Under the new administration, the goal is to cut 193 billion dollars from the Farm Bill over 10 years. When you plan out how the cuts would affect Central Florida, about 34 million meals a year would disappear in Central Florida. This would be catastrophic in Central Florida’s food insecure population.
Many of these government cuts are fueled by the stigma that surrounds the poor who need government assistance. However, “hunger knows no sex, age, religion, race. It could really happen to any of us. It takes just a few paychecks away for you to experience what this is all about,” Sasha told me.
Furthermore, there are many food insecure people who are overweight due to food desserts and tough choices about finances. However, they’re overweight because they’re not able to purchase healthy foods like fresh fruits and vegetables because they can’t afford it, they have no access to a grocery store, or both.
People have to make tough choices when money is tight, and sometimes a car repair, so you can get to work, is more important financially than a fresh bell pepper. That is the trade-off many families make every day. While they know the vegetable is healthier, when four boxes of mac and cheese are the same price, the pepper gets left in the store.
5) There are many ways to help support Second Harvest.
Second Harvest Food Bank needs volunteers every day except Sundays. Volunteers can do anything from sorting meat, putting labels on cans, to working in the production kitchen constructing meals. Because they need so many volunteers, it’s the perfect place for large organizations to get all their employees together for a philanthropic effort.
Plus, for the holidays specifically, Second Harvest has to ramp up distribution because their mobile pantries have to support kids who usually take advantage of free and reduced lunch while they’re in school. “Sometimes when you don’t have enough food to eat and you rely on that free breakfast and lunch, winter break can feel very daunting,” Sasha said.
If you can’t volunteer your time, there are other ways to help too. Of course, the most obvious way would be just to donate food to the food bank yourself. However, if you donate money, for every dollar you give, Second Harvest is able to purchase $9 worth of food through their partnerships.

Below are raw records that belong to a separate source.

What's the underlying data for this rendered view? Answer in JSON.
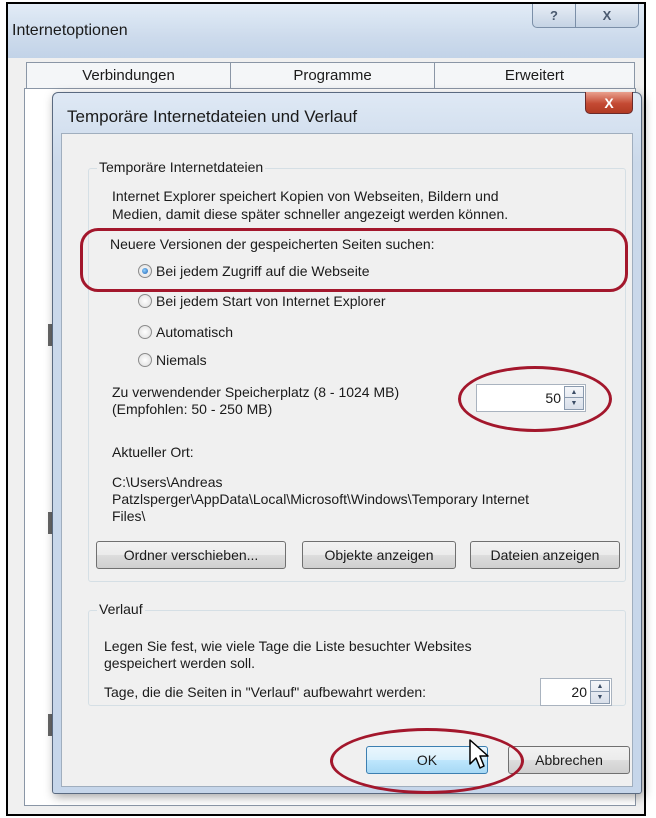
{
  "outer_window": {
    "title": "Internetoptionen",
    "help_button": "?",
    "close_button": "X",
    "tabs": [
      "Verbindungen",
      "Programme",
      "Erweitert"
    ]
  },
  "dialog": {
    "title": "Temporäre Internetdateien und Verlauf",
    "close_button": "X",
    "temp_files": {
      "group_label": "Temporäre Internetdateien",
      "description_line1": "Internet Explorer speichert Kopien von Webseiten, Bildern und",
      "description_line2": "Medien, damit diese später schneller angezeigt werden können.",
      "check_label": "Neuere Versionen der gespeicherten Seiten suchen:",
      "options": [
        {
          "label": "Bei jedem Zugriff auf die Webseite",
          "checked": true
        },
        {
          "label": "Bei jedem Start von Internet Explorer",
          "checked": false
        },
        {
          "label": "Automatisch",
          "checked": false
        },
        {
          "label": "Niemals",
          "checked": false
        }
      ],
      "disk_space_label_line1": "Zu verwendender Speicherplatz (8 - 1024 MB)",
      "disk_space_label_line2": "(Empfohlen: 50 - 250 MB)",
      "disk_space_value": "50",
      "location_label": "Aktueller Ort:",
      "location_path_line1": "C:\\Users\\Andreas",
      "location_path_line2": "Patzlsperger\\AppData\\Local\\Microsoft\\Windows\\Temporary Internet",
      "location_path_line3": "Files\\",
      "buttons": {
        "move_folder": "Ordner verschieben...",
        "view_objects": "Objekte anzeigen",
        "view_files": "Dateien anzeigen"
      }
    },
    "history": {
      "group_label": "Verlauf",
      "description_line1": "Legen Sie fest, wie viele Tage die Liste besuchter Websites",
      "description_line2": "gespeichert werden soll.",
      "days_label": "Tage, die die Seiten in \"Verlauf\" aufbewahrt werden:",
      "days_value": "20"
    },
    "ok_button": "OK",
    "cancel_button": "Abbrechen"
  },
  "colors": {
    "highlight": "#a3172c",
    "close_red": "#c44a33",
    "title_blue": "#cddbec"
  }
}
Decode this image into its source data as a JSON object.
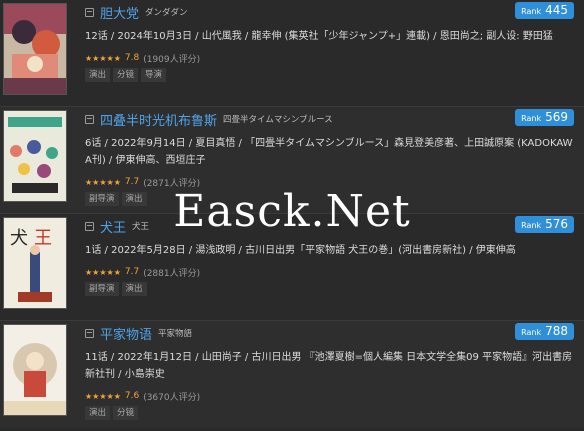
{
  "items": [
    {
      "title": "胆大党",
      "jp_title": "ダンダダン",
      "rank_label": "Rank",
      "rank": "445",
      "meta": "12话 / 2024年10月3日 / 山代風我 / 龍幸伸 (集英社「少年ジャンプ+」連載) / 恩田尚之; 副人设: 野田猛",
      "stars": "★★★★★",
      "score": "7.8",
      "votes": "(1909人评分)",
      "tags": [
        "演出",
        "分镜",
        "导演"
      ]
    },
    {
      "title": "四叠半时光机布鲁斯",
      "jp_title": "四畳半タイムマシンブルース",
      "rank_label": "Rank",
      "rank": "569",
      "meta": "6话 / 2022年9月14日 / 夏目真悟 / 「四畳半タイムマシンブルース」森見登美彦著、上田誠原案 (KADOKAWA刊) / 伊東伸高、西垣庄子",
      "stars": "★★★★★",
      "score": "7.7",
      "votes": "(2871人评分)",
      "tags": [
        "副导演",
        "演出"
      ]
    },
    {
      "title": "犬王",
      "jp_title": "犬王",
      "rank_label": "Rank",
      "rank": "576",
      "meta": "1话 / 2022年5月28日 / 湯浅政明 / 古川日出男「平家物語 犬王の巻」(河出書房新社) / 伊東伸高",
      "stars": "★★★★★",
      "score": "7.7",
      "votes": "(2881人评分)",
      "tags": [
        "副导演",
        "演出"
      ]
    },
    {
      "title": "平家物语",
      "jp_title": "平家物語",
      "rank_label": "Rank",
      "rank": "788",
      "meta": "11话 / 2022年1月12日 / 山田尚子 / 古川日出男 『池澤夏樹=個人編集 日本文学全集09 平家物語』河出書房新社刊 / 小島崇史",
      "stars": "★★★★★",
      "score": "7.6",
      "votes": "(3670人评分)",
      "tags": [
        "演出",
        "分镜"
      ]
    }
  ],
  "watermark": "Easck.Net",
  "colors": {
    "accent": "#4fa3e8",
    "rank_bg": "#2f8fd8",
    "star": "#f2a33a",
    "bg": "#2a2a2a"
  }
}
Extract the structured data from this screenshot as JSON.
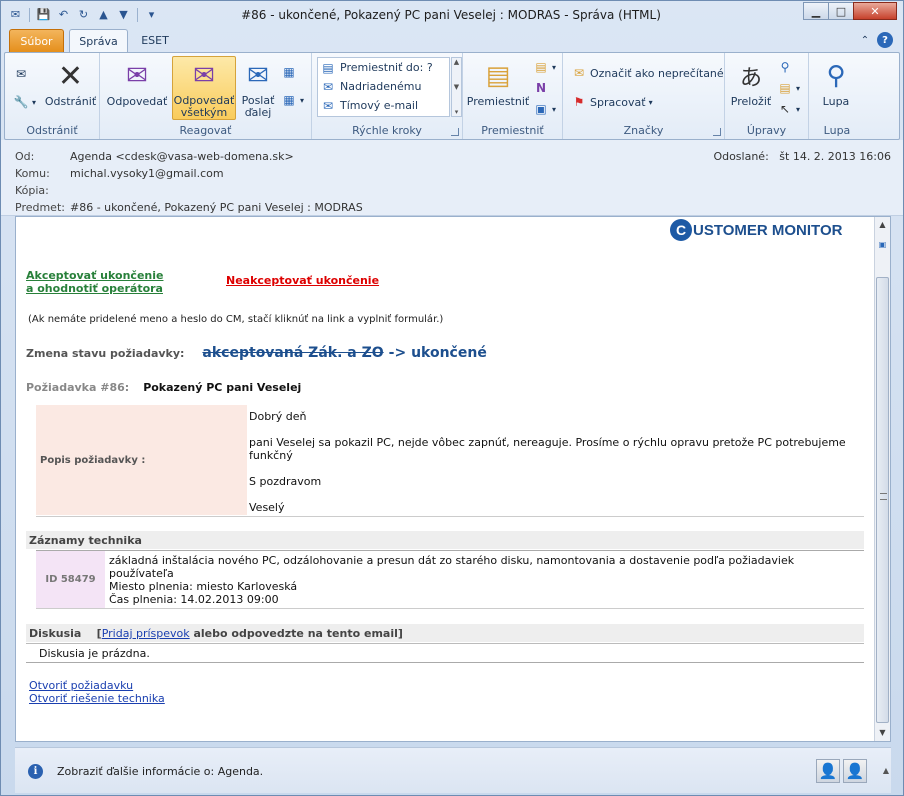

If you want to volunteer with Second Harvest Food Bank, you can check out all their opportunities and sign up for a shift on their volunteer page. You can also donate financial contributions.
About Sasha Hausman
Sasha Hausman is proud to help fight hunger and feed hope in Central Florida. Every day, Sasha’s mission is to inspire and engage our community to end hunger as Director of Philanthropy at Second Harvest Food Bank of Central Florida. Born and raised in South Florida, Sasha always had a passion for helping people and volunteering. She received her Bachelor’s Degree in Communications from the University of Central Florida (Go Knights!). She has been working with Second Harvest for 9 years and loving it. Sasha was recently named one of Orlando Business Journal’s Women Who Mean Business in 2016. Sasha enjoys shopping local, cooking, live music and going to the dog park with her two, cute pups.
About Kelly Quintero
Kelly Quintero has spent the last 4 and a half years professionally working in government, campaigns and now the nonprofit sector. She serves as the Director of Advocacy and Government Relations for Second Harvest Food Bank of Central Florida. She has always sought to give back to the community and use her talents to assist the most vulnerable individuals. She is a proud UCF graduate with a degree in Political Science and recently got married in Orlando to her longtime partner-in-crime, Eddie.